With the coronavirus spreading across Iowa like wildfire and with nothing left to gain politically by withholding a statewide mask mandate, Iowa Gov. Kim Reynolds revised her State Public Health Emergency Declaration Tuesday to require the wearing of masks by all people participating in indoor gatherings of more than 25 and outdoor gatherings exceeding 100.
Only children up to the age of 2 will not have to wear masks, the governor said.
With her decisive proclamation, Reynolds makes Iowa the 36th U.S. state to impose a mask mandate. Most mandates were ordered by July.
Reynolds’ steady refusal to require Iowans to wear masks in public came to a head in August, when several cities and one county adopted their own local ordinances in defiance of the governor’s authority.
“I just don’t believe that a one-size-fits-all from a government mandate is the right direction,” she said in an Aug. 6 press conference. “We don’t believe during a public health emergency that the local governments have the authority to supersede what has been put in place at the statewide level by the governor.”
Tuesday’s revised health emergency declaration, which takes effect at midnight Tuesday and expires Dec. 10 at midnight, states that any social, community, recreational, leisure or sporting gathering with more than 25 people indoors or 100 people outdoors will be prohibited unless all people over the age of 2 wear masks.
Groups numbering no more than eight people may attend these events, with the exception of households of more than eight members. Events of more than 10 people must ensure 6 feet of social distancing between groups and must take other precautions.
The new rules for youth and high school sporting events require that if more than 25 people are at an indoor event, all spectators over the age of 2 must wear masks and keep a social distance of at least 6 feet from spectators. Only two spectators may attend for each youth athlete. The youth athletes themselves are not required to wear masks.
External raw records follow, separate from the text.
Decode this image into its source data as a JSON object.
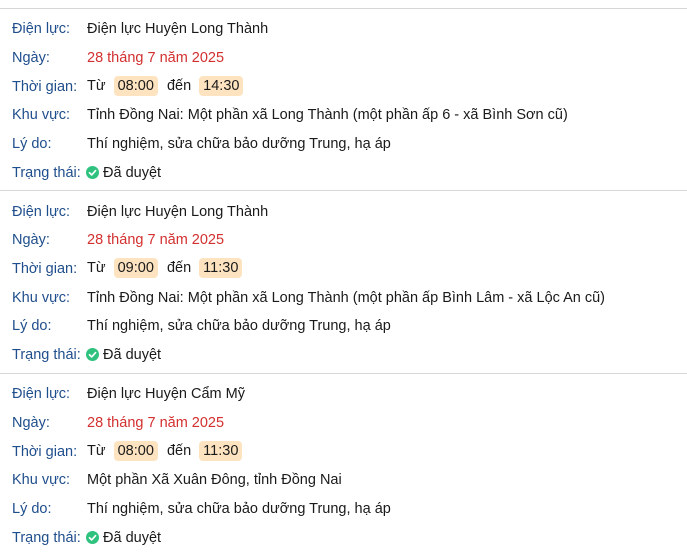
{
  "labels": {
    "provider": "Điện lực:",
    "date": "Ngày:",
    "time": "Thời gian:",
    "area": "Khu vực:",
    "reason": "Lý do:",
    "status": "Trạng thái:",
    "from_word": "Từ",
    "to_word": "đến"
  },
  "colors": {
    "label": "#1f4e8c",
    "date": "#d32f2f",
    "chip_bg": "#fde3c0",
    "status_icon": "#2ec27e"
  },
  "outages": [
    {
      "provider": "Điện lực Huyện Long Thành",
      "date": "28 tháng 7 năm 2025",
      "time_from": "08:00",
      "time_to": "14:30",
      "area": "Tỉnh Đồng Nai: Một phần xã Long Thành (một phần ấp 6 - xã Bình Sơn cũ)",
      "reason": "Thí nghiệm, sửa chữa bảo dưỡng Trung, hạ áp",
      "status": "Đã duyệt",
      "status_icon": "check-circle-icon"
    },
    {
      "provider": "Điện lực Huyện Long Thành",
      "date": "28 tháng 7 năm 2025",
      "time_from": "09:00",
      "time_to": "11:30",
      "area": "Tỉnh Đồng Nai: Một phần xã Long Thành (một phần ấp Bình Lâm - xã Lộc An cũ)",
      "reason": "Thí nghiệm, sửa chữa bảo dưỡng Trung, hạ áp",
      "status": "Đã duyệt",
      "status_icon": "check-circle-icon"
    },
    {
      "provider": "Điện lực Huyện Cẩm Mỹ",
      "date": "28 tháng 7 năm 2025",
      "time_from": "08:00",
      "time_to": "11:30",
      "area": "Một phần Xã Xuân Đông, tỉnh Đồng Nai",
      "reason": "Thí nghiệm, sửa chữa bảo dưỡng Trung, hạ áp",
      "status": "Đã duyệt",
      "status_icon": "check-circle-icon"
    }
  ]
}
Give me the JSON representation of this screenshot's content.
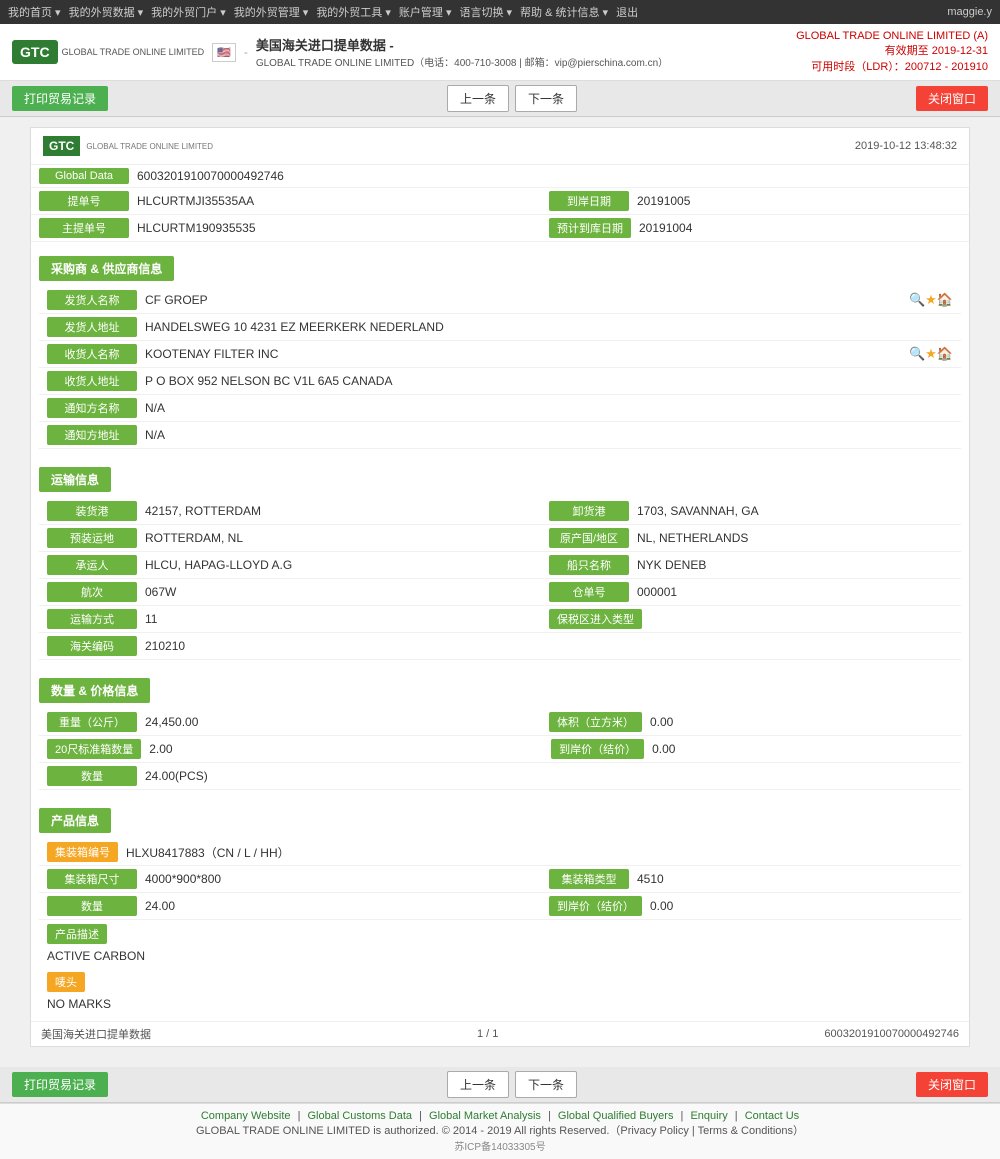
{
  "topnav": {
    "items": [
      "我的首页",
      "我的外贸数据",
      "我的外贸门户",
      "我的外贸管理",
      "我的外贸工具",
      "账户管理",
      "语言切换",
      "帮助 & 统计信息",
      "退出"
    ],
    "user": "maggie.y"
  },
  "header": {
    "logo_text": "GTC",
    "logo_sub": "GLOBAL TRADE ONLINE LIMITED",
    "flag_emoji": "🇺🇸",
    "title": "美国海关进口提单数据 -",
    "subtitle": "GLOBAL TRADE ONLINE LIMITED（电话：400-710-3008 | 邮箱：vip@pierschina.com.cn）",
    "brand": "GLOBAL TRADE ONLINE LIMITED (A)",
    "valid_until": "有效期至 2019-12-31",
    "valid_period": "可用时段（LDR）：200712 - 201910"
  },
  "toolbar": {
    "print_btn": "打印贸易记录",
    "prev_btn": "上一条",
    "next_btn": "下一条",
    "close_btn": "关闭窗口"
  },
  "doc": {
    "timestamp": "2019-10-12  13:48:32",
    "global_data_label": "Global Data",
    "global_data_value": "6003201910070000492746",
    "bill_label": "提单号",
    "bill_value": "HLCURTMJI35535AA",
    "arrival_date_label": "到岸日期",
    "arrival_date_value": "20191005",
    "master_bill_label": "主提单号",
    "master_bill_value": "HLCURTM190935535",
    "estimated_date_label": "预计到库日期",
    "estimated_date_value": "20191004",
    "sections": {
      "buyer_supplier": {
        "title": "采购商 & 供应商信息",
        "sender_name_label": "发货人名称",
        "sender_name_value": "CF GROEP",
        "sender_addr_label": "发货人地址",
        "sender_addr_value": "HANDELSWEG 10 4231 EZ MEERKERK NEDERLAND",
        "receiver_name_label": "收货人名称",
        "receiver_name_value": "KOOTENAY FILTER INC",
        "receiver_addr_label": "收货人地址",
        "receiver_addr_value": "P O BOX 952 NELSON BC V1L 6A5 CANADA",
        "notify_name_label": "通知方名称",
        "notify_name_value": "N/A",
        "notify_addr_label": "通知方地址",
        "notify_addr_value": "N/A"
      },
      "shipping": {
        "title": "运输信息",
        "departure_port_label": "装货港",
        "departure_port_value": "42157, ROTTERDAM",
        "destination_port_label": "卸货港",
        "destination_port_value": "1703, SAVANNAH, GA",
        "pre_ship_label": "预装运地",
        "pre_ship_value": "ROTTERDAM, NL",
        "origin_label": "原产国/地区",
        "origin_value": "NL, NETHERLANDS",
        "carrier_label": "承运人",
        "carrier_value": "HLCU, HAPAG-LLOYD A.G",
        "vessel_label": "船只名称",
        "vessel_value": "NYK DENEB",
        "voyage_label": "航次",
        "voyage_value": "067W",
        "warehouse_label": "仓单号",
        "warehouse_value": "000001",
        "transport_label": "运输方式",
        "transport_value": "11",
        "ftz_label": "保税区进入类型",
        "ftz_value": "",
        "customs_label": "海关编码",
        "customs_value": "210210"
      },
      "quantity_price": {
        "title": "数量 & 价格信息",
        "weight_label": "重量（公斤）",
        "weight_value": "24,450.00",
        "volume_label": "体积（立方米）",
        "volume_value": "0.00",
        "container20_label": "20尺标准箱数量",
        "container20_value": "2.00",
        "arrive_price_label": "到岸价（结价）",
        "arrive_price_value": "0.00",
        "quantity_label": "数量",
        "quantity_value": "24.00(PCS)"
      },
      "product": {
        "title": "产品信息",
        "container_no_label": "集装箱编号",
        "container_no_value": "HLXU8417883（CN / L / HH）",
        "container_size_label": "集装箱尺寸",
        "container_size_value": "4000*900*800",
        "container_type_label": "集装箱类型",
        "container_type_value": "4510",
        "quantity_label": "数量",
        "quantity_value": "24.00",
        "arrive_price_label": "到岸价（结价）",
        "arrive_price_value": "0.00",
        "desc_label": "产品描述",
        "desc_value": "ACTIVE CARBON",
        "marks_label": "唛头",
        "marks_value": "NO MARKS"
      }
    },
    "footer": {
      "source": "美国海关进口提单数据",
      "page": "1 / 1",
      "record_id": "6003201910070000492746"
    }
  },
  "page_footer": {
    "links": [
      "Company Website",
      "Global Customs Data",
      "Global Market Analysis",
      "Global Qualified Buyers",
      "Enquiry",
      "Contact Us"
    ],
    "copyright": "GLOBAL TRADE ONLINE LIMITED is authorized. © 2014 - 2019 All rights Reserved.（Privacy Policy | Terms & Conditions）",
    "icp": "苏ICP备14033305号"
  }
}
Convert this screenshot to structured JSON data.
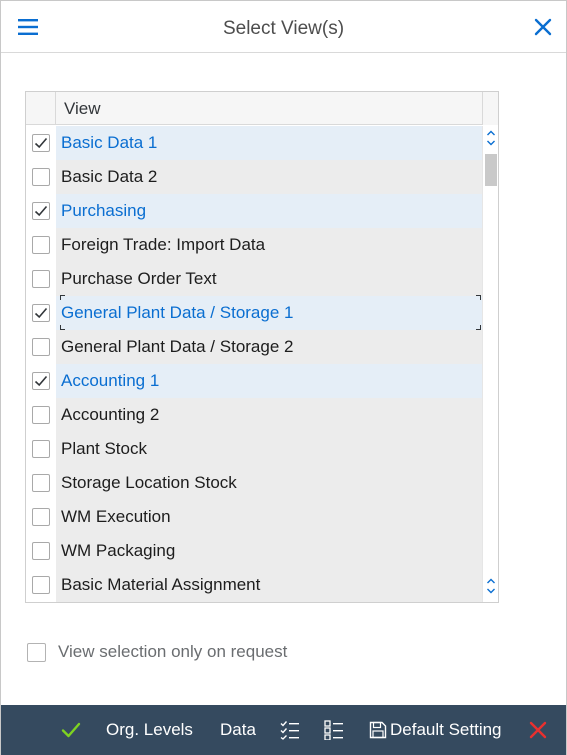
{
  "dialog": {
    "title": "Select View(s)"
  },
  "table": {
    "column_header": "View",
    "rows": [
      {
        "label": "Basic Data 1",
        "checked": true
      },
      {
        "label": "Basic Data 2",
        "checked": false
      },
      {
        "label": "Purchasing",
        "checked": true
      },
      {
        "label": "Foreign Trade: Import Data",
        "checked": false
      },
      {
        "label": "Purchase Order Text",
        "checked": false
      },
      {
        "label": "General Plant Data / Storage 1",
        "checked": true,
        "focused": true
      },
      {
        "label": "General Plant Data / Storage 2",
        "checked": false
      },
      {
        "label": "Accounting 1",
        "checked": true
      },
      {
        "label": "Accounting 2",
        "checked": false
      },
      {
        "label": "Plant Stock",
        "checked": false
      },
      {
        "label": "Storage Location Stock",
        "checked": false
      },
      {
        "label": "WM Execution",
        "checked": false
      },
      {
        "label": "WM Packaging",
        "checked": false
      },
      {
        "label": "Basic Material Assignment",
        "checked": false
      }
    ]
  },
  "option": {
    "label": "View selection only on request",
    "checked": false
  },
  "footer": {
    "org_levels_label": "Org. Levels",
    "data_label": "Data",
    "default_setting_label": "Default Setting"
  },
  "colors": {
    "accent": "#0a6ed1",
    "footer_bg": "#354a5f",
    "confirm_green": "#7ed321",
    "cancel_red": "#e9302f",
    "selected_row_bg": "#e5eef7",
    "row_bg": "#ececec"
  },
  "icons": {
    "menu": "hamburger-menu-icon",
    "close": "close-icon",
    "confirm": "checkmark-icon",
    "select_all": "select-all-icon",
    "deselect_all": "deselect-all-icon",
    "save": "save-icon",
    "cancel": "cancel-icon"
  }
}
Reynolds’ proclamation also orders the use of masks in salons, barbershops, massage therapy offices, tattoo parlors and tanning salons, except when performing facial services. There are also social distancing rules for restaurants and bars, bowling alleys, arcades and indoor playgrounds and similar businesses.